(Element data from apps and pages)
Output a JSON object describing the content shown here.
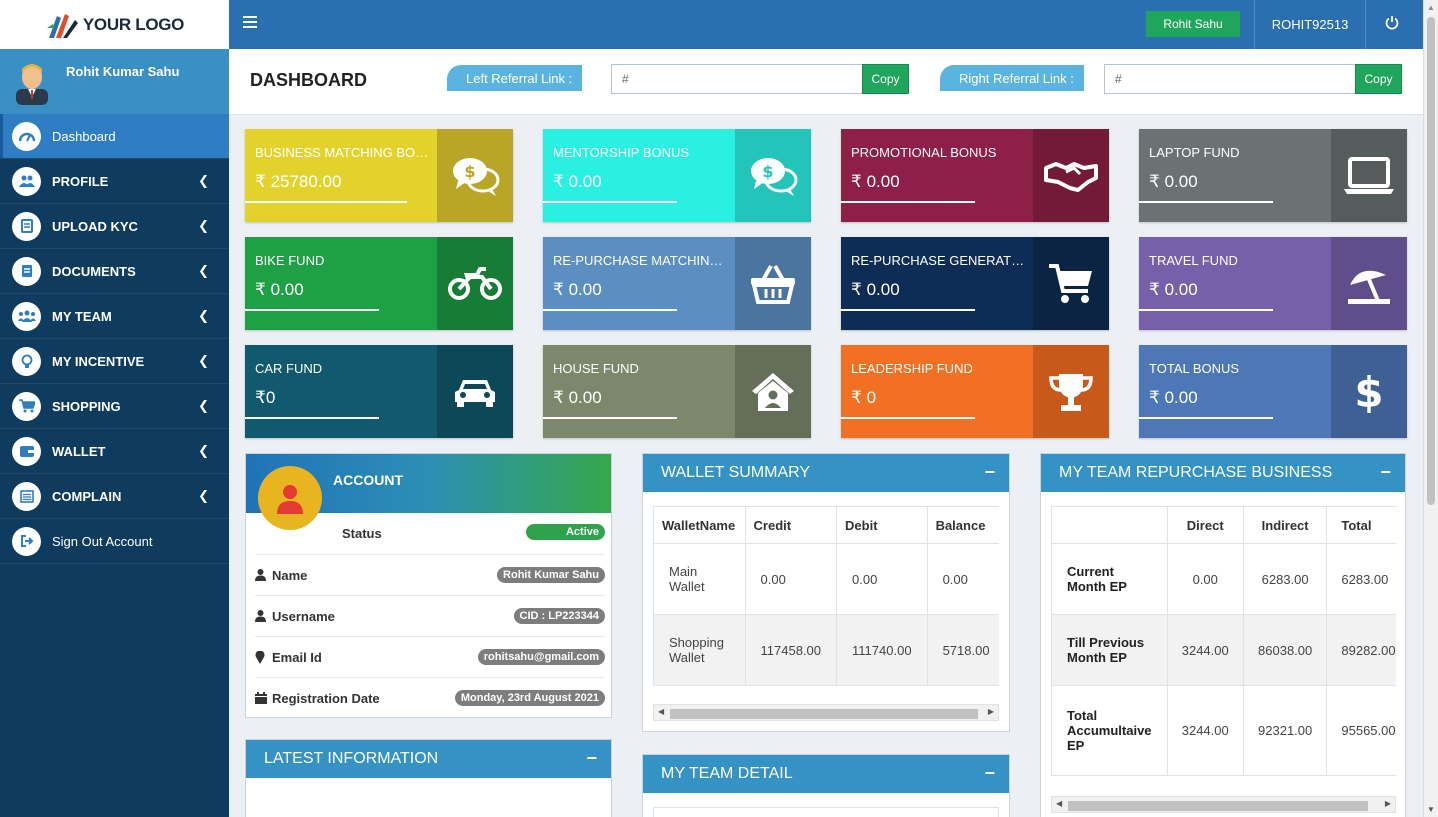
{
  "brand": {
    "logo_text": "YOUR LOGO"
  },
  "user": {
    "full_name": "Rohit Kumar Sahu",
    "top_name": "Rohit Sahu",
    "user_id": "ROHIT92513"
  },
  "sidebar": {
    "items": [
      {
        "label": "Dashboard",
        "icon": "dashboard-icon",
        "active": true
      },
      {
        "label": "PROFILE",
        "icon": "users-icon"
      },
      {
        "label": "UPLOAD KYC",
        "icon": "file-icon"
      },
      {
        "label": "DOCUMENTS",
        "icon": "document-icon"
      },
      {
        "label": "MY TEAM",
        "icon": "team-icon"
      },
      {
        "label": "MY INCENTIVE",
        "icon": "lightbulb-icon"
      },
      {
        "label": "SHOPPING",
        "icon": "cart-icon"
      },
      {
        "label": "WALLET",
        "icon": "wallet-icon"
      },
      {
        "label": "COMPLAIN",
        "icon": "list-icon"
      },
      {
        "label": "Sign Out Account",
        "icon": "signout-icon"
      }
    ]
  },
  "header": {
    "title": "DASHBOARD",
    "left_ref_label": "Left Referral Link :",
    "left_ref_value": "#",
    "right_ref_label": "Right Referral Link :",
    "right_ref_value": "#",
    "copy_label": "Copy"
  },
  "cards": [
    {
      "title": "BUSINESS MATCHING BONUS",
      "value": "25780.00",
      "color": "#e3d22c",
      "icon_bg": "#b9a626",
      "icon": "chat-dollar-icon"
    },
    {
      "title": "MENTORSHIP BONUS",
      "value": "0.00",
      "color": "#2af0e2",
      "icon_bg": "#23c4b9",
      "icon": "chat-dollar-icon"
    },
    {
      "title": "PROMOTIONAL BONUS",
      "value": "0.00",
      "color": "#8e1f46",
      "icon_bg": "#741a39",
      "icon": "handshake-icon"
    },
    {
      "title": "LAPTOP FUND",
      "value": "0.00",
      "color": "#6c7273",
      "icon_bg": "#565b5c",
      "icon": "laptop-icon"
    },
    {
      "title": "BIKE FUND",
      "value": "0.00",
      "color": "#1ea044",
      "icon_bg": "#177c35",
      "icon": "motorcycle-icon"
    },
    {
      "title": "RE-PURCHASE MATCHING BONUS",
      "value": "0.00",
      "color": "#5b8fc1",
      "icon_bg": "#4a759e",
      "icon": "basket-icon"
    },
    {
      "title": "RE-PURCHASE GENERATION BONUS",
      "value": "0.00",
      "color": "#0e2d56",
      "icon_bg": "#0b2444",
      "icon": "cart-icon"
    },
    {
      "title": "TRAVEL FUND",
      "value": "0.00",
      "color": "#7560a9",
      "icon_bg": "#5f4e89",
      "icon": "umbrella-beach-icon"
    },
    {
      "title": "CAR FUND",
      "value": "0",
      "color": "#10596e",
      "icon_bg": "#0d4858",
      "icon": "car-icon"
    },
    {
      "title": "HOUSE FUND",
      "value": "0.00",
      "color": "#7c876c",
      "icon_bg": "#656e58",
      "icon": "house-user-icon"
    },
    {
      "title": "LEADERSHIP FUND",
      "value": "0",
      "color": "#f27024",
      "icon_bg": "#c75a1b",
      "icon": "trophy-icon"
    },
    {
      "title": "TOTAL BONUS",
      "value": "0.00",
      "color": "#4e77b7",
      "icon_bg": "#3e6095",
      "icon": "dollar-icon"
    }
  ],
  "currency_symbol": "₹",
  "account": {
    "title": "ACCOUNT",
    "status_label": "Status",
    "status_value": "Active",
    "name_label": "Name",
    "name_value": "Rohit Kumar Sahu",
    "username_label": "Username",
    "username_value": "CID : LP223344",
    "email_label": "Email Id",
    "email_value": "rohitsahu@gmail.com",
    "reg_label": "Registration Date",
    "reg_value": "Monday, 23rd August 2021"
  },
  "latest_info": {
    "title": "LATEST INFORMATION",
    "min": "−"
  },
  "wallet_summary": {
    "title": "WALLET SUMMARY",
    "min": "−",
    "headers": [
      "WalletName",
      "Credit",
      "Debit",
      "Balance"
    ],
    "rows": [
      {
        "name1": "Main",
        "name2": "Wallet",
        "credit": "0.00",
        "debit": "0.00",
        "balance": "0.00"
      },
      {
        "name1": "Shopping",
        "name2": "Wallet",
        "credit": "117458.00",
        "debit": "111740.00",
        "balance": "5718.00"
      }
    ]
  },
  "team_detail": {
    "title": "MY TEAM DETAIL",
    "min": "−"
  },
  "repurchase": {
    "title": "MY TEAM REPURCHASE BUSINESS",
    "min": "−",
    "headers": [
      "",
      "Direct",
      "Indirect",
      "Total"
    ],
    "rows": [
      {
        "l1": "Current",
        "l2": "Month EP",
        "l3": "",
        "direct": "0.00",
        "indirect": "6283.00",
        "total": "6283.00"
      },
      {
        "l1": "Till Previous",
        "l2": "Month EP",
        "l3": "",
        "direct": "3244.00",
        "indirect": "86038.00",
        "total": "89282.00"
      },
      {
        "l1": "Total",
        "l2": "Accumultaive",
        "l3": "EP",
        "direct": "3244.00",
        "indirect": "92321.00",
        "total": "95565.00"
      }
    ]
  }
}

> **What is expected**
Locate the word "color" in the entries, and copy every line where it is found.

> **Answer for this exercise**
      "color": "#e3d22c",
      "color": "#2af0e2",
      "color": "#8e1f46",
      "color": "#6c7273",
      "color": "#1ea044",
      "color": "#5b8fc1",
      "color": "#0e2d56",
      "color": "#7560a9",
      "color": "#10596e",
      "color": "#7c876c",
      "color": "#f27024",
      "color": "#4e77b7",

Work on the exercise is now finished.